● **Problem requirements**:
Out of all the lines below, count those with the word "Array". Give the number only.

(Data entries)
━━━━━━━━

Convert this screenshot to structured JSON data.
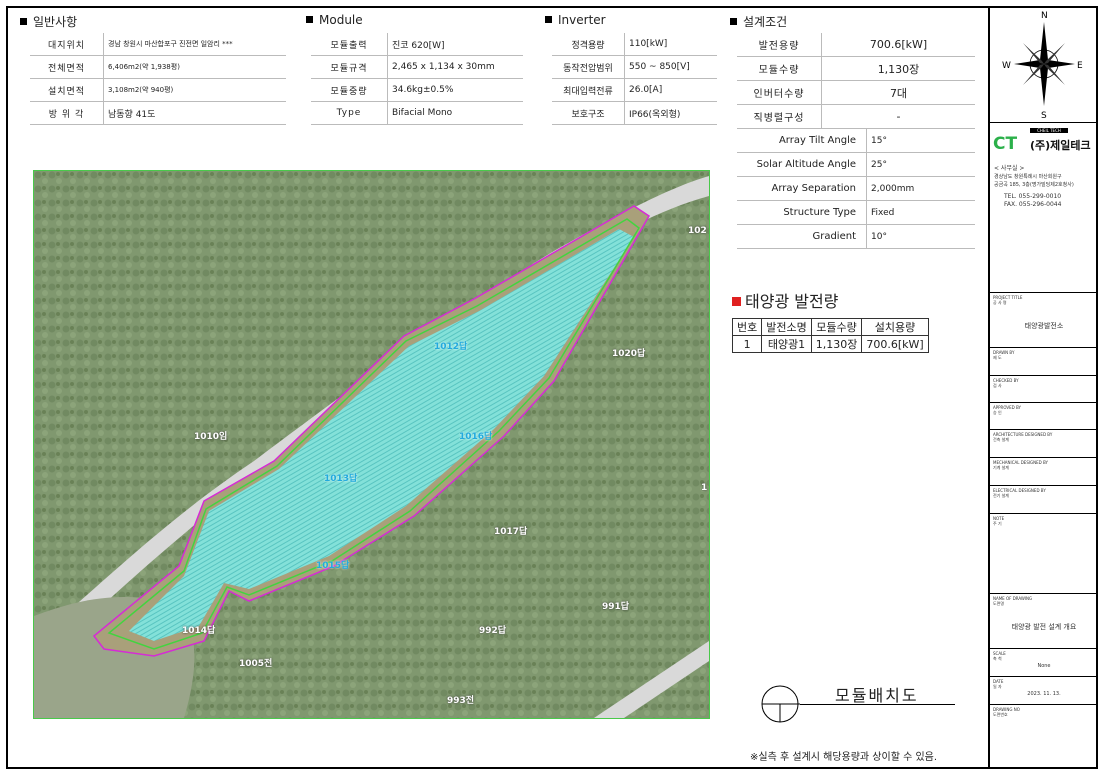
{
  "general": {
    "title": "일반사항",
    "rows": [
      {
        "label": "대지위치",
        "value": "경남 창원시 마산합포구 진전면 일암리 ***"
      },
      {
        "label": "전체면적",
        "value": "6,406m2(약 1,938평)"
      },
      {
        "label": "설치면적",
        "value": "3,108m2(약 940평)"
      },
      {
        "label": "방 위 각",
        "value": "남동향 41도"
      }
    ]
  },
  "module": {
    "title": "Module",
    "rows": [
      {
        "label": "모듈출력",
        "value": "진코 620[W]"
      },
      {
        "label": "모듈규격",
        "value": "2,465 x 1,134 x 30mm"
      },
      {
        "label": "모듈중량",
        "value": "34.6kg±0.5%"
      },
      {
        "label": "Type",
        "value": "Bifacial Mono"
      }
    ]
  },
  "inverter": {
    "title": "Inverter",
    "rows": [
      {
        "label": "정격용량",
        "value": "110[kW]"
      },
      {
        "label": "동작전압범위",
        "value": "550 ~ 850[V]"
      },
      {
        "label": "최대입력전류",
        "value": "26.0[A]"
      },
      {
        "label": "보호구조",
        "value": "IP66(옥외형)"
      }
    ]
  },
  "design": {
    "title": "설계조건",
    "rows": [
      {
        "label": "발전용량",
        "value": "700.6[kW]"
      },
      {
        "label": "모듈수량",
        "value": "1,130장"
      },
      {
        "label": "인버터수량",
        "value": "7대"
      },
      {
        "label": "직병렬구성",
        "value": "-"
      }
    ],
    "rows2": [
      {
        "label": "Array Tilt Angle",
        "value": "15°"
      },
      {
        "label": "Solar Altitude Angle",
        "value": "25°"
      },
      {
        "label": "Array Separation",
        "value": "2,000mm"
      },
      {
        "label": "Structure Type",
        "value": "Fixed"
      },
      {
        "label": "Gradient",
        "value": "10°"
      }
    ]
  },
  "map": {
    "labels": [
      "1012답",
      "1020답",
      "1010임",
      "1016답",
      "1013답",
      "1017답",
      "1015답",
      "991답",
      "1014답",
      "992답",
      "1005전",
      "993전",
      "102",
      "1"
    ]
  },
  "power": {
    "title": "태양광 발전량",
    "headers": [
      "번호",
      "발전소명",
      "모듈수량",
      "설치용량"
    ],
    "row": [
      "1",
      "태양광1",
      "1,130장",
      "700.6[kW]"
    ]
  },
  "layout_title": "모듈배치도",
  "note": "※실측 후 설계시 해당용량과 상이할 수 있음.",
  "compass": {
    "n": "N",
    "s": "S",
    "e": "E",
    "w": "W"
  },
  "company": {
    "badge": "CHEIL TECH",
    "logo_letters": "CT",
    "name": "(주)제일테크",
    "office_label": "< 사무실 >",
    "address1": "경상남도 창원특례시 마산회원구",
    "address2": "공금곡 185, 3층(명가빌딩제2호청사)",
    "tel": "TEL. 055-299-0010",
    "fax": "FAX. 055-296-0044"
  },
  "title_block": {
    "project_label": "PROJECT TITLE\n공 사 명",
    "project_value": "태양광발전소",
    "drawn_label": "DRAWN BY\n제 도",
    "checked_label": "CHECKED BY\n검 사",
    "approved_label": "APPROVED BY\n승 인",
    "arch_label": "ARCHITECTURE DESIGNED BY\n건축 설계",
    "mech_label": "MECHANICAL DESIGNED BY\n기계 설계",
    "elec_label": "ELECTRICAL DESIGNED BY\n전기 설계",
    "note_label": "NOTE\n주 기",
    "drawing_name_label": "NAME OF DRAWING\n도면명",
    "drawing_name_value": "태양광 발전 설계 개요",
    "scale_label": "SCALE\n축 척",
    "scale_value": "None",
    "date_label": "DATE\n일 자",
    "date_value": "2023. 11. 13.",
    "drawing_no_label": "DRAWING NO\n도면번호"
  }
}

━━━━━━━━

● **Answer for this exercise**:
2